▸ INSTRUCTIONS FOR THE TASK: Report back every line below that carries the word "Course".

[Start of Attachment]

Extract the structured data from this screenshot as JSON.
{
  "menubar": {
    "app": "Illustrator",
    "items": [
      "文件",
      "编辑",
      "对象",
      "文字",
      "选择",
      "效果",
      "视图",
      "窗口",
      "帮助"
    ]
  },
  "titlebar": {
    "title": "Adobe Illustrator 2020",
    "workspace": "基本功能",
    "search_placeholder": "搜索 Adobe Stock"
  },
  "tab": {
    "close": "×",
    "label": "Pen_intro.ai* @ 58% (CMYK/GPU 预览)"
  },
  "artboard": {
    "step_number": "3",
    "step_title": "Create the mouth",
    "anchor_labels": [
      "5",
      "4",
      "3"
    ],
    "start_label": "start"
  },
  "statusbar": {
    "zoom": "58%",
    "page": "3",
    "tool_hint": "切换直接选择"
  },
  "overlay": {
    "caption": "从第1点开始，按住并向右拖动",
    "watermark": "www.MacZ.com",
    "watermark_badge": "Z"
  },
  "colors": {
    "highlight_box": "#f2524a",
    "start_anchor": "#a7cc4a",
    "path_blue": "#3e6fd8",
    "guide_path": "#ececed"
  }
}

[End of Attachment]
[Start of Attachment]

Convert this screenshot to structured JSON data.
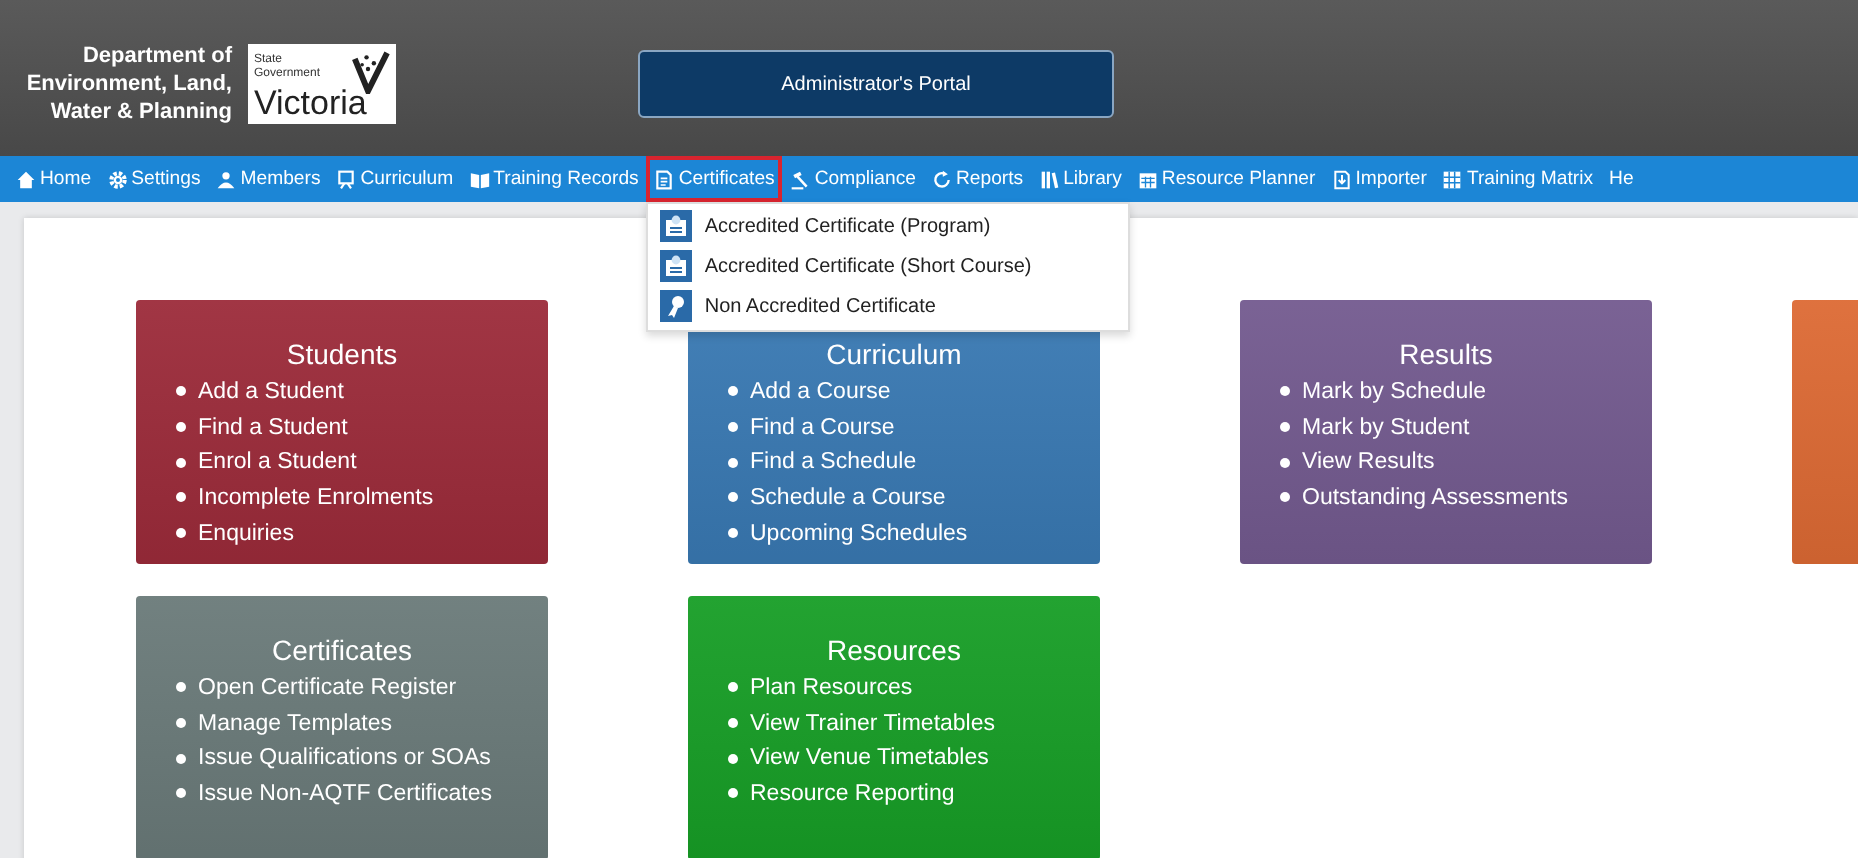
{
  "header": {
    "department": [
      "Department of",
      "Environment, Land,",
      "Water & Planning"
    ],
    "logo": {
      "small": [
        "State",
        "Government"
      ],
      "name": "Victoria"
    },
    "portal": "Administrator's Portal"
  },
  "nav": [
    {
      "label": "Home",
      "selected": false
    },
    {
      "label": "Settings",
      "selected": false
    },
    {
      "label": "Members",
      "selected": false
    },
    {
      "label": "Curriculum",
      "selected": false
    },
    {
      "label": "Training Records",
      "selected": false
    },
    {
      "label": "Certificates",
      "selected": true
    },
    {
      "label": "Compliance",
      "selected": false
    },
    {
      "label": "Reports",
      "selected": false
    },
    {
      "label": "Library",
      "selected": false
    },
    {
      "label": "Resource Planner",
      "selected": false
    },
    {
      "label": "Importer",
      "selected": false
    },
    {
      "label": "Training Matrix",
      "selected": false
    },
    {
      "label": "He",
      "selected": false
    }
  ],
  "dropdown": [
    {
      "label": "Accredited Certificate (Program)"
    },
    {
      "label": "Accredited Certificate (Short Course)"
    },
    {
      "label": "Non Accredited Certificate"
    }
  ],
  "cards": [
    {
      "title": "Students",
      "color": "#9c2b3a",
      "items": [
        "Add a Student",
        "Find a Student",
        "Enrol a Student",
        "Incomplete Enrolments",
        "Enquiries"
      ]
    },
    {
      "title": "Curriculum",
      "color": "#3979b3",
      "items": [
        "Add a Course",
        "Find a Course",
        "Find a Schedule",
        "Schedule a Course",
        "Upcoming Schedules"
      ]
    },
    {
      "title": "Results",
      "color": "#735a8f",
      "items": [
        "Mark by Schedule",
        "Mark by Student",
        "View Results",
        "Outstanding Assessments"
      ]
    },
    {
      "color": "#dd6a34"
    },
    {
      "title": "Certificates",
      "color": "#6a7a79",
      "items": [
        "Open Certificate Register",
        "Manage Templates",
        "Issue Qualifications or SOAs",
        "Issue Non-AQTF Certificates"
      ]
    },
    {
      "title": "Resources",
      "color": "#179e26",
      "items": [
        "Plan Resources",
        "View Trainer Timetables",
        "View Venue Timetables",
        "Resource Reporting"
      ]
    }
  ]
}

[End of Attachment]

▸ FINAL ANSWER:
      "label": "Accredited Certificate (Short Course)"
        "Add a Course",
        "Find a Course",
        "Schedule a Course",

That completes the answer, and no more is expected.